→ **EXERCISE GOAL**:
The response has to reproduce all entries exactly while excluding their pictures.

→ **Source data**:
Content starts
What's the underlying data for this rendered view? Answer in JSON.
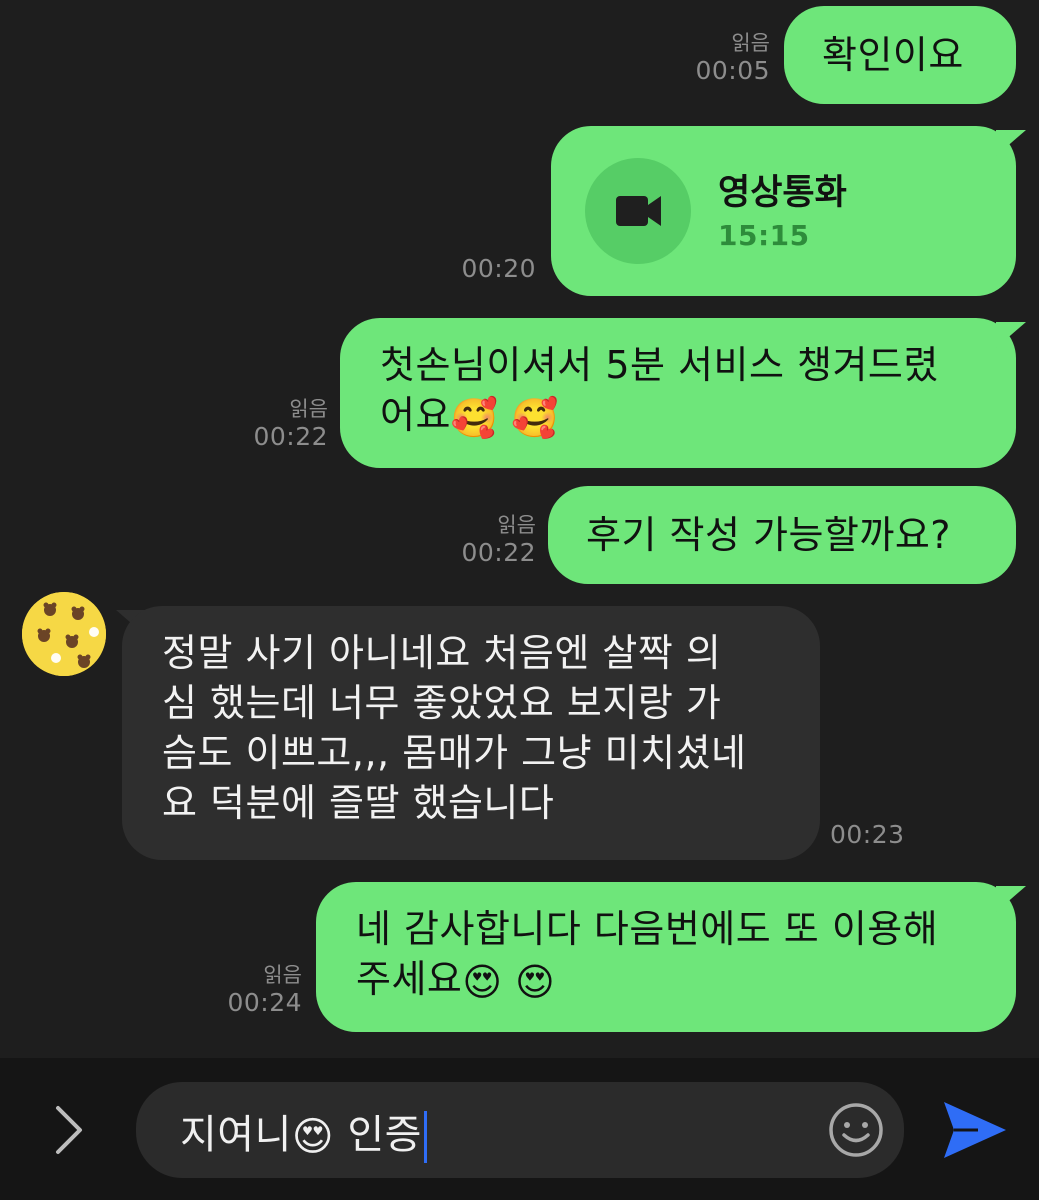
{
  "messages": [
    {
      "text": "확인이요",
      "read": "읽음",
      "time": "00:05"
    },
    {
      "call_title": "영상통화",
      "call_duration": "15:15",
      "time": "00:20"
    },
    {
      "line1": "첫손님이셔서 5분 서비스 챙겨드렸",
      "line2": "어요",
      "emoji": "🥰",
      "read": "읽음",
      "time": "00:22"
    },
    {
      "text": "후기 작성 가능할까요?",
      "read": "읽음",
      "time": "00:22"
    },
    {
      "line1": "정말 사기 아니네요 처음엔 살짝 의",
      "line2": "심 했는데 너무 좋았었요 보지랑 가",
      "line3": "슴도 이쁘고,,, 몸매가 그냥 미치셨네",
      "line4": "요 덕분에 즐딸 했습니다",
      "time": "00:23"
    },
    {
      "line1": "네 감사합니다 다음번에도 또 이용해",
      "line2": "주세요",
      "emoji": "😍",
      "read": "읽음",
      "time": "00:24"
    }
  ],
  "input": {
    "text_before": "지여니",
    "emoji": "😍",
    "text_after": "인증"
  },
  "icons": {
    "expand": "chevron-right-icon",
    "sticker": "smiley-icon",
    "send": "send-icon",
    "video": "video-camera-icon"
  },
  "colors": {
    "outgoing_bubble": "#6ee67a",
    "incoming_bubble": "#2e2e2e",
    "background": "#1e1e1e",
    "send_accent": "#2f6df6"
  }
}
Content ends
→ **FINAL ANSWER**:
What's the underlying data for this rendered view? Answer in JSON.
{
  "messages": [
    {
      "text": "확인이요",
      "read": "읽음",
      "time": "00:05"
    },
    {
      "call_title": "영상통화",
      "call_duration": "15:15",
      "time": "00:20"
    },
    {
      "line1": "첫손님이셔서 5분 서비스 챙겨드렸",
      "line2": "어요",
      "emoji": "🥰",
      "read": "읽음",
      "time": "00:22"
    },
    {
      "text": "후기 작성 가능할까요?",
      "read": "읽음",
      "time": "00:22"
    },
    {
      "line1": "정말 사기 아니네요 처음엔 살짝 의",
      "line2": "심 했는데 너무 좋았었요 보지랑 가",
      "line3": "슴도 이쁘고,,, 몸매가 그냥 미치셨네",
      "line4": "요 덕분에 즐딸 했습니다",
      "time": "00:23"
    },
    {
      "line1": "네 감사합니다 다음번에도 또 이용해",
      "line2": "주세요",
      "emoji": "😍",
      "read": "읽음",
      "time": "00:24"
    }
  ],
  "input": {
    "text_before": "지여니",
    "emoji": "😍",
    "text_after": "인증"
  },
  "icons": {
    "expand": "chevron-right-icon",
    "sticker": "smiley-icon",
    "send": "send-icon",
    "video": "video-camera-icon"
  },
  "colors": {
    "outgoing_bubble": "#6ee67a",
    "incoming_bubble": "#2e2e2e",
    "background": "#1e1e1e",
    "send_accent": "#2f6df6"
  }
}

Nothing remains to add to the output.